▸ What you have to do
Copy each record below without changing a single word.

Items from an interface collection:
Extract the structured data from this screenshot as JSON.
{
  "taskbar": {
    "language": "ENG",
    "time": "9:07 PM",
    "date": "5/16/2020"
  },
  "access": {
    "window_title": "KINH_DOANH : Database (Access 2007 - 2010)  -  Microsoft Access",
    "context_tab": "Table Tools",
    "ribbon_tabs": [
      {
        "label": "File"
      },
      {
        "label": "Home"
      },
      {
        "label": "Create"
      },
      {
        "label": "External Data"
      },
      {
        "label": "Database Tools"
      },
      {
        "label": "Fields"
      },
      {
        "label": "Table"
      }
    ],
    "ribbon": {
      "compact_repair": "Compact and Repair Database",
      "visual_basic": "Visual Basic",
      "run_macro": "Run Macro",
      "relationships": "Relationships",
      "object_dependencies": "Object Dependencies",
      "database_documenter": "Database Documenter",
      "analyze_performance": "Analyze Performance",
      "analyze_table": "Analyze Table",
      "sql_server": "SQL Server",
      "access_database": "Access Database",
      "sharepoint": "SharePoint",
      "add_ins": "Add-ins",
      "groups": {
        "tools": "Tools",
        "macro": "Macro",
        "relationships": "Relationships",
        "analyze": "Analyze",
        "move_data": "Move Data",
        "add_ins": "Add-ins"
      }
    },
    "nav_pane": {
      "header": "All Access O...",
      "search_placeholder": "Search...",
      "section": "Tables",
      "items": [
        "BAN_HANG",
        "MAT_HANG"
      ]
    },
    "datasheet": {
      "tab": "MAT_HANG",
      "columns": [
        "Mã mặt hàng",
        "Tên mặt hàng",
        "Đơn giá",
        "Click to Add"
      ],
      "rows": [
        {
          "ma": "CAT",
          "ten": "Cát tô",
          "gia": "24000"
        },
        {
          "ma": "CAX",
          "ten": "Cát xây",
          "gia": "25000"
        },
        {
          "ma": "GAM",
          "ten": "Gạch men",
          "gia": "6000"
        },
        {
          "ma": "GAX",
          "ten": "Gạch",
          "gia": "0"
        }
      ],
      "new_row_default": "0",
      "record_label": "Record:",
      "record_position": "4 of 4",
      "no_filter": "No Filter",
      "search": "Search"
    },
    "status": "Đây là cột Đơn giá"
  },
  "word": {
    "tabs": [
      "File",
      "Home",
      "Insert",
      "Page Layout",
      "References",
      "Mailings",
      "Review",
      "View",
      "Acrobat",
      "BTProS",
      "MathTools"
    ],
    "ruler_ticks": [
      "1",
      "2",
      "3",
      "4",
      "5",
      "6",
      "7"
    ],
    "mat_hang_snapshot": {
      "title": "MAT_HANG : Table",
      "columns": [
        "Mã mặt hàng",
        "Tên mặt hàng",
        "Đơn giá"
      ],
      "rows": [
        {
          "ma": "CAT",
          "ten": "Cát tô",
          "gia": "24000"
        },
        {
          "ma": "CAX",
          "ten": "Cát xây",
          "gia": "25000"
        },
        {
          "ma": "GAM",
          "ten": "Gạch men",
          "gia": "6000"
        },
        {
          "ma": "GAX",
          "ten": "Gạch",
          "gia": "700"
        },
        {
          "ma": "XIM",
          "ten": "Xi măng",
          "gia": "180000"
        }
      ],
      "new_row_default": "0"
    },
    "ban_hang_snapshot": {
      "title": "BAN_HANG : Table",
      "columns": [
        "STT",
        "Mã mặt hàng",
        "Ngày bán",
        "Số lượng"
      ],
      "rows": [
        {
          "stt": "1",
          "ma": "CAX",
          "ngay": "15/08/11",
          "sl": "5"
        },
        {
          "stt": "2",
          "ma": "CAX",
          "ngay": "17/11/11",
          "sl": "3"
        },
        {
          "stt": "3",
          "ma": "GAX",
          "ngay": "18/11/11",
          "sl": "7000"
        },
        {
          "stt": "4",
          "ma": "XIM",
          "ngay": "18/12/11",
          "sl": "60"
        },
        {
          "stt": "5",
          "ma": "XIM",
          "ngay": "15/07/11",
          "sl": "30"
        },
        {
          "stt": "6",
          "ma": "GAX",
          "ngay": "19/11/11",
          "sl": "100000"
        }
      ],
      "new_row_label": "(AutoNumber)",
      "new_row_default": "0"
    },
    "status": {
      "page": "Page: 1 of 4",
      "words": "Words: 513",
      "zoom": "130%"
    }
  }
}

▸ Exercise answer
Extract the structured data from this screenshot as JSON.
{
  "taskbar": {
    "language": "ENG",
    "time": "9:07 PM",
    "date": "5/16/2020"
  },
  "access": {
    "window_title": "KINH_DOANH : Database (Access 2007 - 2010)  -  Microsoft Access",
    "context_tab": "Table Tools",
    "ribbon_tabs": [
      {
        "label": "File"
      },
      {
        "label": "Home"
      },
      {
        "label": "Create"
      },
      {
        "label": "External Data"
      },
      {
        "label": "Database Tools"
      },
      {
        "label": "Fields"
      },
      {
        "label": "Table"
      }
    ],
    "ribbon": {
      "compact_repair": "Compact and Repair Database",
      "visual_basic": "Visual Basic",
      "run_macro": "Run Macro",
      "relationships": "Relationships",
      "object_dependencies": "Object Dependencies",
      "database_documenter": "Database Documenter",
      "analyze_performance": "Analyze Performance",
      "analyze_table": "Analyze Table",
      "sql_server": "SQL Server",
      "access_database": "Access Database",
      "sharepoint": "SharePoint",
      "add_ins": "Add-ins",
      "groups": {
        "tools": "Tools",
        "macro": "Macro",
        "relationships": "Relationships",
        "analyze": "Analyze",
        "move_data": "Move Data",
        "add_ins": "Add-ins"
      }
    },
    "nav_pane": {
      "header": "All Access O...",
      "search_placeholder": "Search...",
      "section": "Tables",
      "items": [
        "BAN_HANG",
        "MAT_HANG"
      ]
    },
    "datasheet": {
      "tab": "MAT_HANG",
      "columns": [
        "Mã mặt hàng",
        "Tên mặt hàng",
        "Đơn giá",
        "Click to Add"
      ],
      "rows": [
        {
          "ma": "CAT",
          "ten": "Cát tô",
          "gia": "24000"
        },
        {
          "ma": "CAX",
          "ten": "Cát xây",
          "gia": "25000"
        },
        {
          "ma": "GAM",
          "ten": "Gạch men",
          "gia": "6000"
        },
        {
          "ma": "GAX",
          "ten": "Gạch",
          "gia": "0"
        }
      ],
      "new_row_default": "0",
      "record_label": "Record:",
      "record_position": "4 of 4",
      "no_filter": "No Filter",
      "search": "Search"
    },
    "status": "Đây là cột Đơn giá"
  },
  "word": {
    "tabs": [
      "File",
      "Home",
      "Insert",
      "Page Layout",
      "References",
      "Mailings",
      "Review",
      "View",
      "Acrobat",
      "BTProS",
      "MathTools"
    ],
    "ruler_ticks": [
      "1",
      "2",
      "3",
      "4",
      "5",
      "6",
      "7"
    ],
    "mat_hang_snapshot": {
      "title": "MAT_HANG : Table",
      "columns": [
        "Mã mặt hàng",
        "Tên mặt hàng",
        "Đơn giá"
      ],
      "rows": [
        {
          "ma": "CAT",
          "ten": "Cát tô",
          "gia": "24000"
        },
        {
          "ma": "CAX",
          "ten": "Cát xây",
          "gia": "25000"
        },
        {
          "ma": "GAM",
          "ten": "Gạch men",
          "gia": "6000"
        },
        {
          "ma": "GAX",
          "ten": "Gạch",
          "gia": "700"
        },
        {
          "ma": "XIM",
          "ten": "Xi măng",
          "gia": "180000"
        }
      ],
      "new_row_default": "0"
    },
    "ban_hang_snapshot": {
      "title": "BAN_HANG : Table",
      "columns": [
        "STT",
        "Mã mặt hàng",
        "Ngày bán",
        "Số lượng"
      ],
      "rows": [
        {
          "stt": "1",
          "ma": "CAX",
          "ngay": "15/08/11",
          "sl": "5"
        },
        {
          "stt": "2",
          "ma": "CAX",
          "ngay": "17/11/11",
          "sl": "3"
        },
        {
          "stt": "3",
          "ma": "GAX",
          "ngay": "18/11/11",
          "sl": "7000"
        },
        {
          "stt": "4",
          "ma": "XIM",
          "ngay": "18/12/11",
          "sl": "60"
        },
        {
          "stt": "5",
          "ma": "XIM",
          "ngay": "15/07/11",
          "sl": "30"
        },
        {
          "stt": "6",
          "ma": "GAX",
          "ngay": "19/11/11",
          "sl": "100000"
        }
      ],
      "new_row_label": "(AutoNumber)",
      "new_row_default": "0"
    },
    "status": {
      "page": "Page: 1 of 4",
      "words": "Words: 513",
      "zoom": "130%"
    }
  }
}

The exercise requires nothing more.